How do you foresee the situation in the coming days?
In my opinion, there should be a peace process where the region and neighboring countries have to come together and find a way of convening and working together with South Sudan. We also need an honest attempt at the national and decentralized level for a new peace process. Otherwise, I am not very optimistic that the fighting will stop in the near future.
Do you think it will be easy to bring back all the factions to the negotiating table to find a peaceful solution to the ongoing insecurity since civilians are the ones paying the price?
It certainly won't be easy to bring about a peace process that holds together. I think in order to understand what went wrong with peace processes in the past and how it could maybe go better in the future, we have to look at whether these processes have actually created the incentives to stop fighting. Historically, all peace processes have rewarded fighting so whoever was able to mobilize a substantive enough force would be rewarded with being part of the army or the government. So we would have to see how the incentive to fight can be reduced and of course, that requires that the civilian voices in the country are strengthened and have a bigger say at the negotiating table.

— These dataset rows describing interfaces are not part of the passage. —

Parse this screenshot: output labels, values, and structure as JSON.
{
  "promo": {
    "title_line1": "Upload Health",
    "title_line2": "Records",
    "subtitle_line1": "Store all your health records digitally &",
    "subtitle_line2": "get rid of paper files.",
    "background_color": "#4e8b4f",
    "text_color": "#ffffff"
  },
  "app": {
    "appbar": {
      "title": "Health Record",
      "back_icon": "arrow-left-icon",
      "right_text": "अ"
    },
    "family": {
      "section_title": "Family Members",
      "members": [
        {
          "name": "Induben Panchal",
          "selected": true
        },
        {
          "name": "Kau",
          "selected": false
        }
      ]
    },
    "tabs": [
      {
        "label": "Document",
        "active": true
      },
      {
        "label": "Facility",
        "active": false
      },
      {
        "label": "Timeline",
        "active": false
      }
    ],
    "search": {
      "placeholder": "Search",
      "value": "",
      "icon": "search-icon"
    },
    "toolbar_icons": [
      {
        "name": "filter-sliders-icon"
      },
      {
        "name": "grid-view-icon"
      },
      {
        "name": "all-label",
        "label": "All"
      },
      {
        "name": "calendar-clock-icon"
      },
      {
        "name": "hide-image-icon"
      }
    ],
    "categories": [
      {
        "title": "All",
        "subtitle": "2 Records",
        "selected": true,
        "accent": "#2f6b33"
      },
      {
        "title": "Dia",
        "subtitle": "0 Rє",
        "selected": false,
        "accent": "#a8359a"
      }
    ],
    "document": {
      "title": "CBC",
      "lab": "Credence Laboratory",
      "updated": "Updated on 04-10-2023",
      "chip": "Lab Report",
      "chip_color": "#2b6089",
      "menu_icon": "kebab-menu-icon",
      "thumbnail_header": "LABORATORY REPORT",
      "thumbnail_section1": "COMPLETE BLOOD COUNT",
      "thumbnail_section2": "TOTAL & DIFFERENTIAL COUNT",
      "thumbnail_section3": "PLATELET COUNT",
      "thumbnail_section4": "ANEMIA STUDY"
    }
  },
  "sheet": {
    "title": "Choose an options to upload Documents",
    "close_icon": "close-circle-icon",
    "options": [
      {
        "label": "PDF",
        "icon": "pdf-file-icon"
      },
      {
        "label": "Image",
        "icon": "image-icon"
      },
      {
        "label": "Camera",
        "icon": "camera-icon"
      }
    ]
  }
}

Henrik Maihack is the country director of Friedrich-Ebert-Stiftung (FES) South Sudan and Rwanda.
Interview: Isaac Mugabi